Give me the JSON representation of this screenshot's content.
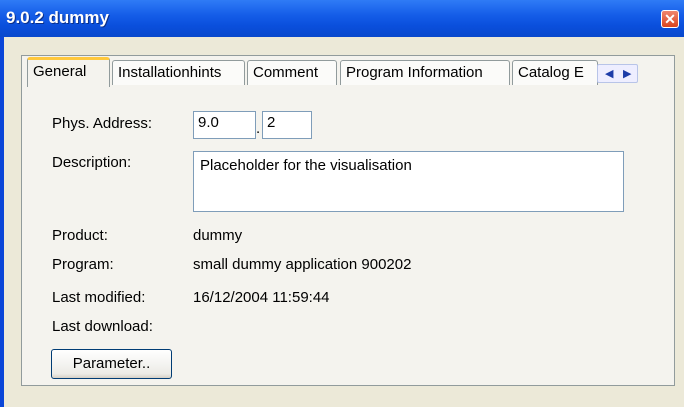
{
  "window": {
    "title": "9.0.2 dummy",
    "close_glyph": "✕"
  },
  "tabs": [
    {
      "label": "General",
      "active": true
    },
    {
      "label": "Installationhints",
      "active": false
    },
    {
      "label": "Comment",
      "active": false
    },
    {
      "label": "Program Information",
      "active": false
    },
    {
      "label": "Catalog E",
      "active": false
    }
  ],
  "tab_scroll": {
    "left_icon": "chevron-left-icon",
    "right_icon": "chevron-right-icon"
  },
  "general": {
    "phys_address_label": "Phys. Address:",
    "phys_address_part1": "9.0",
    "phys_address_separator": ".",
    "phys_address_part2": "2",
    "description_label": "Description:",
    "description_value": "Placeholder for the visualisation",
    "product_label": "Product:",
    "product_value": "dummy",
    "program_label": "Program:",
    "program_value": "small dummy application 900202",
    "last_modified_label": "Last modified:",
    "last_modified_value": "16/12/2004 11:59:44",
    "last_download_label": "Last download:",
    "last_download_value": "",
    "parameter_button": "Parameter.."
  },
  "colors": {
    "titlebar": "#0a4fdc",
    "close_button": "#d9441f",
    "active_tab_accent": "#ffc83c",
    "panel_bg": "#f4f3ee"
  }
}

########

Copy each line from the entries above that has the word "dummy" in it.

    "title": "9.0.2 dummy",
    "product_value": "dummy",
    "program_value": "small dummy application 900202",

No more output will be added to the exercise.